Did you see the Jupiter-Venus conjunction last night or tonight? Me neither; last night I got sidetracked and tonight cloud cover sent me to the sidelines. The lead image? Bookstall, Jemaa el-Fnaa Square, Marrakech, September 2014.
After some doubts emerged briefly yesterday, Sunday’s yes/no referendum will be taking place. That’s now clear after last night’s late hour offer by Greek PM Alexis Tsipras was rejected by European creditors without consideration. ““Before a referendum, as planned, is carried out, we won’t negotiate on anything new at all,” German Chancellor Angela Merkel said.
Greeks are largely split on the referendum, which will decide whether voters want to accept the austere terms of the EU bailout (a yes vote) or reject them (no vote), with opinion now edging towards the former due at least in part to the European Central Bank’s cut of emergency funding which led to the closure of banks and withdrawal limits on Monday. From GreekReporter:
Conducted by the ProRata institute and published in the EfSyn, the poll showed that before the banks closed 57 per cent of people would vote ‘no’ to reject the troika’s proposals, but after the banks closed this dropped to 46 per cent.
To be clear, austerity hasn’t done much for the Greek economy over the last five years. Time:

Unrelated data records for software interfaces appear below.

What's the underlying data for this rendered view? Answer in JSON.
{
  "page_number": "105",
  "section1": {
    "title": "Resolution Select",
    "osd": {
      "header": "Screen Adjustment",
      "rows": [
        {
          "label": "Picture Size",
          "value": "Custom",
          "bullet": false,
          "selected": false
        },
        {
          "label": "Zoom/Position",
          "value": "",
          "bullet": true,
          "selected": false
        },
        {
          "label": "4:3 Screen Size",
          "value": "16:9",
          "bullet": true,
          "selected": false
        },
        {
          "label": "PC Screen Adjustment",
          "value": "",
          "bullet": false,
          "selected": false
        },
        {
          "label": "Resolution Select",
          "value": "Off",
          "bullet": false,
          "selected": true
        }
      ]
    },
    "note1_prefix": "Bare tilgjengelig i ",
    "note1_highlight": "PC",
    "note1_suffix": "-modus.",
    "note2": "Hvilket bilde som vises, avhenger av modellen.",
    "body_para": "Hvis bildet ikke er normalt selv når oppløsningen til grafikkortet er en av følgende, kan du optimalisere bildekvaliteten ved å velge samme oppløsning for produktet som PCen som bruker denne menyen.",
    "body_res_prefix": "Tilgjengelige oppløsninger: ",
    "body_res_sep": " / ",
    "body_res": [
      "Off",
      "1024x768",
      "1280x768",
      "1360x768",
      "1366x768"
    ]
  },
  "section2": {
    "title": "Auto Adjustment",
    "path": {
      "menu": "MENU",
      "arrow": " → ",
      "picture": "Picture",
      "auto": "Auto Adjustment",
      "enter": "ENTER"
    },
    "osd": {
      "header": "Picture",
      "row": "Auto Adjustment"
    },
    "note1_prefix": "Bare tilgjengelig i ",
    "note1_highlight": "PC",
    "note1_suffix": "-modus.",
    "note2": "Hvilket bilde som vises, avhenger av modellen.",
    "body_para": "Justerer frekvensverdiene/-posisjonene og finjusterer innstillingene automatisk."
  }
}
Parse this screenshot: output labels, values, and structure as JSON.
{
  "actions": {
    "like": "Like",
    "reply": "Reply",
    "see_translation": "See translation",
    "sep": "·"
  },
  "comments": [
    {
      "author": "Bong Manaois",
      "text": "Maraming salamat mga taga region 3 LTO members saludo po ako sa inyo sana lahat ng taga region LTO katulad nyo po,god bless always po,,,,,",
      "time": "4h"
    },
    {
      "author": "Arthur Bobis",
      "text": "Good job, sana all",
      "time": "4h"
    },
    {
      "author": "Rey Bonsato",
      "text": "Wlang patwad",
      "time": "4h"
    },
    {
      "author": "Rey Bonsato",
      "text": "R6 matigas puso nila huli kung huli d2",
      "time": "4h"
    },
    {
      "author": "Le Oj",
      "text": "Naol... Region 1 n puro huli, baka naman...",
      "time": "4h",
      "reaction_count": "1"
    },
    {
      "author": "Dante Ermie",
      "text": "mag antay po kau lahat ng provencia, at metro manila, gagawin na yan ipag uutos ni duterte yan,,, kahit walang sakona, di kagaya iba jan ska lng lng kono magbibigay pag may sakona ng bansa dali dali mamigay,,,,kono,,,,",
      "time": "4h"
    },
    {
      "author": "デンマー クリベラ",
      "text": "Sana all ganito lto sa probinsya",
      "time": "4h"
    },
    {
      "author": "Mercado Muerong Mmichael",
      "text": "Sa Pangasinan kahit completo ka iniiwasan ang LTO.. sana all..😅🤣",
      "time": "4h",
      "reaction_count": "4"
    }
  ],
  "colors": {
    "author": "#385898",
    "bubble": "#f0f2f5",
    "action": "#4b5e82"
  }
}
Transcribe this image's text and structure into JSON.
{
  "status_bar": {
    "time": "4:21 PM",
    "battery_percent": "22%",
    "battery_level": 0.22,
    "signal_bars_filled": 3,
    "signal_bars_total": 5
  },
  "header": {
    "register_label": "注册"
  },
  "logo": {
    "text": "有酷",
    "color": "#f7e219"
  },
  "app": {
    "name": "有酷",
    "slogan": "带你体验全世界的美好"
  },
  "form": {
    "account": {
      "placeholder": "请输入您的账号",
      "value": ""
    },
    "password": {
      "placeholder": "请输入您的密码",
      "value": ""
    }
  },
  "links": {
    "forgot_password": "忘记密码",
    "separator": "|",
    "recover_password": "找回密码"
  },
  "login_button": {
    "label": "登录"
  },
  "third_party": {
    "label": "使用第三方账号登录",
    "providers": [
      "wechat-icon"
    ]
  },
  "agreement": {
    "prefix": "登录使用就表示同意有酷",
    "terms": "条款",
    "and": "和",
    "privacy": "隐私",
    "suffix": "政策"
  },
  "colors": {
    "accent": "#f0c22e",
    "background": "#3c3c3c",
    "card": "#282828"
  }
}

When Greece first accepted austerity in exchange for a bailout in 2010, its creditors badly underestimated the damage it would do to the Greek economy. The country’s GDP wound up shrinking by a quarter over the next five years, creating a recession that has been deeper and more protracted than the U.S. Great Depression. Unemployment also rose to a peak of around 28% in February, with half of young people now jobless in Greece.
With a promise of more of the same, don’t expect too many smiling faces at the polls on Sunday.
Introducing XKEYSCORE, the NSA’s self-proclaimed “widest reaching” spying system
The NSA’s XKEYSCORE program, first revealed by The Guardian, sweeps up countless people’s Internet searches, emails, documents, usernames and passwords, and other private communications. XKEYSCORE is fed a constant flow of Internet traffic from fiber optic cables that make up the backbone of the world’s communication network, among other sources, for processing. As of 2008, the surveillance system boasted approximately 150 field sites in the United States, Mexico, Brazil, United Kingdom, Spain, Russia, Nigeria, Somalia, Pakistan, Japan, Australia, as well as many other countries, consisting of over 700 servers.
These servers store “full-take data” at the collection sites — meaning that they captured all of the traffic collected — and, as of 2009, stored content for 3 to 5 days and metadata for 30 to 45 days. NSA documents indicate that tens of billions of records are stored in its database. “It is a fully distributed processing and query system that runs on machines around the world,” an NSA briefing on XKEYSCORE says. “At field sites, XKEYSCORE can run on multiple computers that gives it the ability to scale in both processing power and storage.”
The reach and potency of XKEYSCORE as a surveillance instrument is astonishing. The Guardian report noted that NSA itself refers to the program as its “widest reaching” system. In February of this year, The Intercept reported that NSA and GCHQ hacked into the internal network of Gemalto, the world’s largest provider of cell phone SIM cards, in order to steal millions of encryption keys used to protect the privacy of cell phone communication. XKEYSCORE played a vital role in the spies’ hacking by providing government hackers access to the email accounts of Gemalto employees.
Numerous key NSA partners, including Canada, New Zealand and the U.K., have access to the mass surveillance databases of XKEYSCORE. In March, the New Zealand Herald, in partnership with The Intercept, revealed that the New Zealand government used XKEYSCORE to spy on candidates for the position of World Trade Organization director general and also members of the Solomon Islands government.
The documents, provided by NSA whistleblower Edward Snowden, are dated up to 2013.
The Nation’s John Nichols on Patti Smith’s Summer of Rebellion, currently on show at just about every music festival in Europe:
“This is protest music. But it is protest with a fierce edge that seamlessly weaves a new politics into a rich legacy of rock-and-roll rebellion. Smith is not preaching to the converted, nor is she mouthing talking points. She’s doing something altogether different, and altogether more important: She is celebrating a connection between music and movements that is swaggering and confident and more than ready to declare—as Smith does—that “we’re gonna change the fucking world!”
She’ll be in Ljubljana on August 2. Unfortunately I won’t be.
The park, which covers 72,000 hectares in the country’s northwest, was inscribed as a heritage site in 1994, was put on the danger list in 2009 at the request of the Colombian government to assist with its protection.
The decision was announced at the 39th session of the World Heritage Committee currently under way in Bonn.